### What you will do
For the records below, give the number of lines where the string "大单金额分时" occurs. Include nothing else.

### Supplied records
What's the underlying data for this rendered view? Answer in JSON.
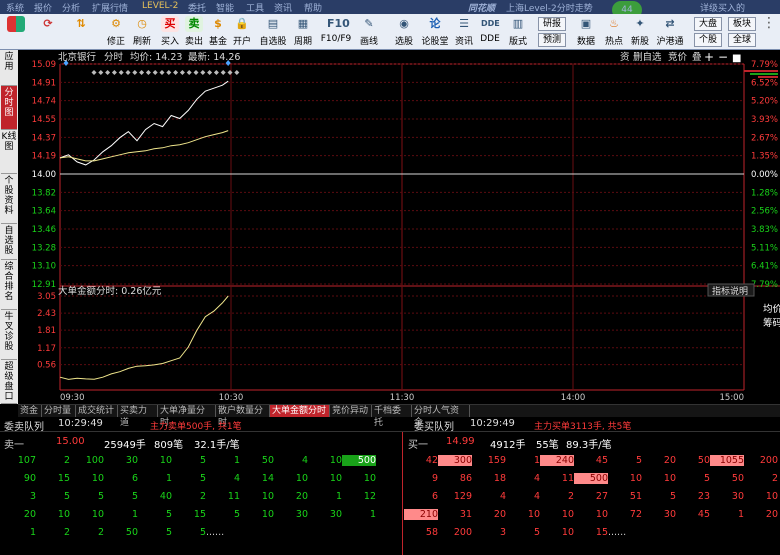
{
  "menu": {
    "items": [
      "系统",
      "报价",
      "分析",
      "扩展行情",
      "LEVEL-2",
      "委托",
      "智能",
      "工具",
      "资讯",
      "帮助"
    ],
    "brand": "同花顺",
    "window_title": "上海Level-2分时走势",
    "notice_count": "44",
    "promo": "详级买入的"
  },
  "toolbar": {
    "buttons": [
      "修正",
      "刷新",
      "买入",
      "卖出",
      "基金",
      "开户",
      "自选股",
      "周期",
      "F10/F9",
      "画线",
      "选股",
      "论股堂",
      "资讯",
      "DDE",
      "版式",
      "数据",
      "热点",
      "新股",
      "沪港通"
    ],
    "small_buttons": [
      "研报",
      "预测",
      "大盘",
      "板块",
      "个股",
      "全球"
    ]
  },
  "left_tabs": [
    "应用",
    "分时图",
    "K线图",
    "个股资料",
    "自选股",
    "综合排名",
    "牛叉诊股",
    "超级盘口"
  ],
  "chart": {
    "stock_name": "北京银行",
    "mode_label": "分时",
    "avg_label": "均价: 14.23",
    "last_label": "最新: 14.26",
    "right_tools": [
      "资",
      "删自选",
      "竞价",
      "叠"
    ],
    "prev_close": 14.0,
    "price_ticks": [
      "15.09",
      "14.91",
      "14.74",
      "14.55",
      "14.37",
      "14.19",
      "14.00",
      "13.82",
      "13.64",
      "13.46",
      "13.28",
      "13.10",
      "12.91"
    ],
    "pct_ticks": [
      "7.79%",
      "6.52%",
      "5.20%",
      "3.93%",
      "2.67%",
      "1.35%",
      "0.00%",
      "1.28%",
      "2.56%",
      "3.83%",
      "5.11%",
      "6.41%",
      "7.79%"
    ],
    "sub_title": "大单金额分时: 0.26亿元",
    "sub_button": "指标说明",
    "sub_ticks": [
      "3.05",
      "2.43",
      "1.81",
      "1.17",
      "0.56"
    ],
    "time_ticks": [
      "09:30",
      "10:30",
      "11:30",
      "14:00",
      "15:00"
    ],
    "right_side": [
      "均价",
      "筹码"
    ]
  },
  "chart_data": {
    "type": "line",
    "series": [
      {
        "name": "",
        "x": [
          "09:30",
          "09:33",
          "09:36",
          "09:39",
          "09:42",
          "09:45",
          "09:48",
          "09:51",
          "09:54",
          "09:57",
          "10:00",
          "10:03",
          "10:06",
          "10:09",
          "10:12",
          "10:15",
          "10:18",
          "10:21",
          "10:24",
          "10:27",
          "10:29"
        ],
        "values": [
          14.16,
          14.19,
          14.12,
          14.09,
          14.14,
          14.22,
          14.28,
          14.36,
          14.42,
          14.33,
          14.44,
          14.5,
          14.47,
          14.58,
          14.55,
          14.63,
          14.74,
          14.82,
          14.85,
          14.88,
          14.92
        ]
      },
      {
        "name": "均价",
        "values": [
          14.16,
          14.17,
          14.15,
          14.13,
          14.13,
          14.15,
          14.17,
          14.19,
          14.21,
          14.22,
          14.23,
          14.25,
          14.26,
          14.28,
          14.29,
          14.31,
          14.34,
          14.37,
          14.39,
          14.41,
          14.43
        ]
      },
      {
        "name": "大单金额分时",
        "values": [
          0.1,
          0.02,
          0.06,
          0.04,
          0.03,
          0.1,
          0.22,
          0.3,
          0.42,
          0.5,
          0.52,
          0.55,
          0.6,
          0.7,
          0.8,
          1.2,
          1.8,
          2.3,
          2.5,
          2.8,
          3.05
        ]
      }
    ],
    "ylim": [
      12.91,
      15.09
    ],
    "sub_ylim": [
      0,
      3.05
    ]
  },
  "bottom_tabs": [
    "资金",
    "分时量",
    "成交统计",
    "买卖力道",
    "大单净量分时",
    "散户数量分时",
    "大单金额分时",
    "竞价异动",
    "千档委托",
    "分时人气资金"
  ],
  "queue": {
    "sell_title": "委卖队列",
    "sell_time": "10:29:49",
    "sell_note": "主力卖单500手, 共1笔",
    "buy_title": "委买队列",
    "buy_time": "10:29:49",
    "buy_note": "主力买单3113手, 共5笔",
    "sell_head": {
      "label": "卖一",
      "price": "15.00",
      "vol": "25949手",
      "count": "809笔",
      "avg": "32.1手/笔"
    },
    "buy_head": {
      "label": "买一",
      "price": "14.99",
      "vol": "4912手",
      "count": "55笔",
      "avg": "89.3手/笔"
    },
    "sell_rows": [
      [
        "107",
        "2",
        "100",
        "30",
        "10",
        "5",
        "1",
        "50",
        "4",
        "10",
        "500"
      ],
      [
        "90",
        "15",
        "10",
        "6",
        "1",
        "5",
        "4",
        "14",
        "10",
        "10",
        "10"
      ],
      [
        "3",
        "5",
        "5",
        "5",
        "40",
        "2",
        "11",
        "10",
        "20",
        "1",
        "12"
      ],
      [
        "20",
        "10",
        "10",
        "1",
        "5",
        "15",
        "5",
        "10",
        "30",
        "30",
        "1"
      ],
      [
        "1",
        "2",
        "2",
        "50",
        "5",
        "5",
        "......",
        "",
        "",
        "",
        ""
      ]
    ],
    "buy_rows": [
      [
        "42",
        "300",
        "159",
        "1",
        "240",
        "45",
        "5",
        "20",
        "50",
        "1055",
        "200"
      ],
      [
        "9",
        "86",
        "18",
        "4",
        "11",
        "500",
        "10",
        "10",
        "5",
        "50",
        "2"
      ],
      [
        "6",
        "129",
        "4",
        "4",
        "2",
        "27",
        "51",
        "5",
        "23",
        "30",
        "10"
      ],
      [
        "210",
        "31",
        "20",
        "10",
        "10",
        "10",
        "72",
        "30",
        "45",
        "1",
        "20"
      ],
      [
        "58",
        "200",
        "3",
        "5",
        "10",
        "15",
        "......",
        "",
        "",
        "",
        ""
      ]
    ]
  }
}
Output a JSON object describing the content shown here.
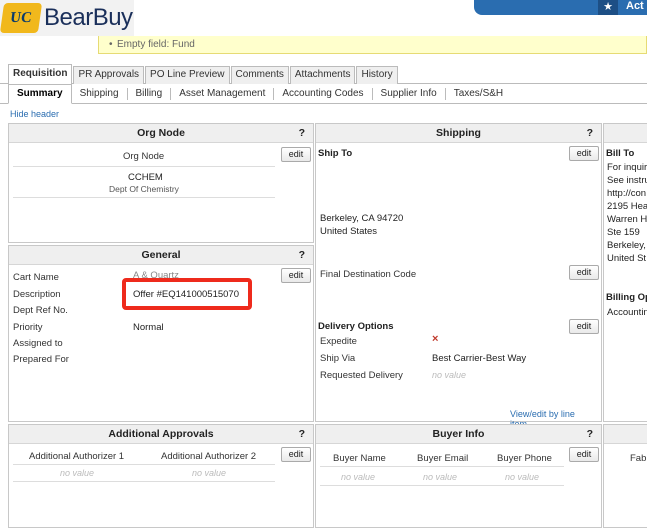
{
  "header": {
    "logo_badge": "UC",
    "brand": "BearBuy",
    "right_label": "Act",
    "star_icon": "star-icon"
  },
  "warning": {
    "message": "Empty field: Fund"
  },
  "tabs": [
    "Requisition",
    "PR Approvals",
    "PO Line Preview",
    "Comments",
    "Attachments",
    "History"
  ],
  "subtabs": [
    "Summary",
    "Shipping",
    "Billing",
    "Asset Management",
    "Accounting Codes",
    "Supplier Info",
    "Taxes/S&H"
  ],
  "hide_header": "Hide header",
  "org_node": {
    "title": "Org Node",
    "help": "?",
    "edit": "edit",
    "col_label": "Org Node",
    "code": "CCHEM",
    "name": "Dept Of Chemistry"
  },
  "shipping": {
    "title": "Shipping",
    "help": "?",
    "ship_to": "Ship To",
    "edit": "edit",
    "city": "Berkeley, CA 94720",
    "country": "United States",
    "final_dest_label": "Final Destination Code",
    "edit2": "edit",
    "delivery_options": "Delivery Options",
    "edit3": "edit",
    "expedite_label": "Expedite",
    "expedite_value": "×",
    "ship_via_label": "Ship Via",
    "ship_via_value": "Best Carrier-Best Way",
    "requested_delivery_label": "Requested Delivery",
    "requested_delivery_value": "no value",
    "line_link": "View/edit by line item..."
  },
  "bill_to": {
    "title": "Bill To",
    "lines": [
      "For inquir",
      "See instru",
      "http://con",
      "2195 Hea",
      "Warren H",
      "Ste 159",
      "Berkeley,",
      "United St"
    ],
    "billing_opt": "Billing Op",
    "accounting": "Accountin"
  },
  "general": {
    "title": "General",
    "help": "?",
    "edit": "edit",
    "cart_name_label": "Cart Name",
    "cart_name_value": "A & Quartz",
    "description_label": "Description",
    "description_value": "Offer #EQ141000515070",
    "dept_ref_label": "Dept Ref No.",
    "priority_label": "Priority",
    "priority_value": "Normal",
    "assigned_to_label": "Assigned to",
    "prepared_for_label": "Prepared For"
  },
  "additional_approvals": {
    "title": "Additional Approvals",
    "help": "?",
    "edit": "edit",
    "col1": "Additional Authorizer 1",
    "col2": "Additional Authorizer 2",
    "val1": "no value",
    "val2": "no value"
  },
  "buyer_info": {
    "title": "Buyer Info",
    "help": "?",
    "edit": "edit",
    "col1": "Buyer Name",
    "col2": "Buyer Email",
    "col3": "Buyer Phone",
    "val1": "no value",
    "val2": "no value",
    "val3": "no value"
  },
  "right_bottom": {
    "label": "Fabr"
  },
  "colors": {
    "accent": "#2a6db0",
    "highlight": "#ee2a1c",
    "warning_bg": "#ffffcc"
  }
}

### Response
3